* Work order
All lines of the listing that contain "JSON" should be shown in full.

======

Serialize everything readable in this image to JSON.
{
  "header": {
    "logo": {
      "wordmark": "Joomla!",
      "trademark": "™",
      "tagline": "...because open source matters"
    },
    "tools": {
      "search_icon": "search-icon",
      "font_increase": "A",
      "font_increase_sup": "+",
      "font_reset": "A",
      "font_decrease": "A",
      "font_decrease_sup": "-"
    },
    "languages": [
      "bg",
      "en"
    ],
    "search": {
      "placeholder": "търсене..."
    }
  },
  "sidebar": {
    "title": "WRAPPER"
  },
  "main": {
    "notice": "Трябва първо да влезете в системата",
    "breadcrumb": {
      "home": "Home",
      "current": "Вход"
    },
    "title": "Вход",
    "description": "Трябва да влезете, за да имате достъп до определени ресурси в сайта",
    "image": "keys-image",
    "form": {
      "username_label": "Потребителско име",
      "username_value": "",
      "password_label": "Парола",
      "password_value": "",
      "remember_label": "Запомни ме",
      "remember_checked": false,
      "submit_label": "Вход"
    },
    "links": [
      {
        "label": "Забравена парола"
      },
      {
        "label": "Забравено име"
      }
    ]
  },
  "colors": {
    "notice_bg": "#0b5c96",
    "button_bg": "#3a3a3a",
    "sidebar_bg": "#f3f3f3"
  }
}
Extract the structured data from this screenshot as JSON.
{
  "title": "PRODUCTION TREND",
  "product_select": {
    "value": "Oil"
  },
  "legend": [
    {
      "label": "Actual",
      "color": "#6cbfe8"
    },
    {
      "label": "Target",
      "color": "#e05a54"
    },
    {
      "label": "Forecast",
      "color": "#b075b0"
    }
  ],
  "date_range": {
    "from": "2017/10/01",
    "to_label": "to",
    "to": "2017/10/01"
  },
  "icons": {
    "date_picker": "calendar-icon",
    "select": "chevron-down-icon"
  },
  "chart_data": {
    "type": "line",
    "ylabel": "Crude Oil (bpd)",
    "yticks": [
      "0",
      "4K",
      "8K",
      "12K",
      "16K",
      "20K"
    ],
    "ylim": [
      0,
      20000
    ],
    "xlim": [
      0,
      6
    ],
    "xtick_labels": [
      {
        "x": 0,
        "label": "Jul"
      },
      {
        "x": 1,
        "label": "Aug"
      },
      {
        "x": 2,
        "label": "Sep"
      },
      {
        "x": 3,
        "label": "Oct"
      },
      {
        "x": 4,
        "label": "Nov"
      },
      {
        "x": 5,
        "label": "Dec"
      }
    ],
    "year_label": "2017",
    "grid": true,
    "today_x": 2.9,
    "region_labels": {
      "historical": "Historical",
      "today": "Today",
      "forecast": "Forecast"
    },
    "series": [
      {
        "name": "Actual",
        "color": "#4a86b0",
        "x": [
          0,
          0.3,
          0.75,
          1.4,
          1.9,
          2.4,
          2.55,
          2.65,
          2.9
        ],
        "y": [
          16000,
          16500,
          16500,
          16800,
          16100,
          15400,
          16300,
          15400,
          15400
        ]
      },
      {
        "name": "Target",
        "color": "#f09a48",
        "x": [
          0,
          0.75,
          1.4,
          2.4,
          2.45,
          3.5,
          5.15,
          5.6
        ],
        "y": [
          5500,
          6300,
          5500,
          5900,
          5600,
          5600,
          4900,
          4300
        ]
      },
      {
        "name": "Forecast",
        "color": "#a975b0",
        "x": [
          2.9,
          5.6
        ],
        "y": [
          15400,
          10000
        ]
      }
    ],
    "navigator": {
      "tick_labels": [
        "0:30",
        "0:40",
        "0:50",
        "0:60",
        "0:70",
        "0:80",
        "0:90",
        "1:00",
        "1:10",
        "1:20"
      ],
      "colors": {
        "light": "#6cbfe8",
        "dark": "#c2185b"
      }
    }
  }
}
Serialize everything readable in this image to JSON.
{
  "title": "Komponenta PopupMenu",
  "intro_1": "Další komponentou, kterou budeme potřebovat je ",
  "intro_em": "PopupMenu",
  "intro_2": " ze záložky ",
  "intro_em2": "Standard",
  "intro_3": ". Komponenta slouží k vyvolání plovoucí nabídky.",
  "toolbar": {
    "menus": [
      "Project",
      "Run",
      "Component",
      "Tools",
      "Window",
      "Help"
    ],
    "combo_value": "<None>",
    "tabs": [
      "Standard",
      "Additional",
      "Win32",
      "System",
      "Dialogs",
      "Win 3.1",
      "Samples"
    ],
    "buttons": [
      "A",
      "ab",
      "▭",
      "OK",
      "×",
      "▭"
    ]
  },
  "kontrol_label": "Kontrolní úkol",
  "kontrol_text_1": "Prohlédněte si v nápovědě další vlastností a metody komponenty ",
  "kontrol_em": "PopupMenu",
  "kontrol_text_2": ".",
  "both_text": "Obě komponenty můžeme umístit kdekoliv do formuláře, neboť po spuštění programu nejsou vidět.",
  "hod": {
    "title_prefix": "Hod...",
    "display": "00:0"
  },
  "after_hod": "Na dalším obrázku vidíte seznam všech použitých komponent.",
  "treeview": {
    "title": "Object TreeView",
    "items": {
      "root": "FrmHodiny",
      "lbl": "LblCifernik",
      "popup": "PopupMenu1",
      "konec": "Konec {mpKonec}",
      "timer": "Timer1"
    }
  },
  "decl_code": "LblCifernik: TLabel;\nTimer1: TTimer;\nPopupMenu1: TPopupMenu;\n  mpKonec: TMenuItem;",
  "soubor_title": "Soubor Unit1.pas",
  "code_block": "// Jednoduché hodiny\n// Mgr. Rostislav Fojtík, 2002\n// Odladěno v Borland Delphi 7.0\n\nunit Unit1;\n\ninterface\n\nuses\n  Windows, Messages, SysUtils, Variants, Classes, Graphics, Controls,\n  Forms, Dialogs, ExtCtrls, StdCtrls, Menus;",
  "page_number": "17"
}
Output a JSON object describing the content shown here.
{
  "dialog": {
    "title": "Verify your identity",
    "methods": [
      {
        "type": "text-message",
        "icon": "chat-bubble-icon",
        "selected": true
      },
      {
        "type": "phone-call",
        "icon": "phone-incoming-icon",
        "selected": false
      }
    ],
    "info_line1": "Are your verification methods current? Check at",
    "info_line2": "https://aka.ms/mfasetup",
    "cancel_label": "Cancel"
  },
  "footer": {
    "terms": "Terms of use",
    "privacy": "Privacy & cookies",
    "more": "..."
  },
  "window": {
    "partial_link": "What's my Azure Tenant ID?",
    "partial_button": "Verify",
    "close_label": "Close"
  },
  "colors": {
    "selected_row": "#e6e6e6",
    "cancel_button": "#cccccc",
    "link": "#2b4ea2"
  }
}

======

* Answer to the exercise
Serialize everything readable in this image to JSON.
Extract the structured data from this screenshot as JSON.
Serialize everything readable in this image to JSON.
Output a JSON object describing the content shown here.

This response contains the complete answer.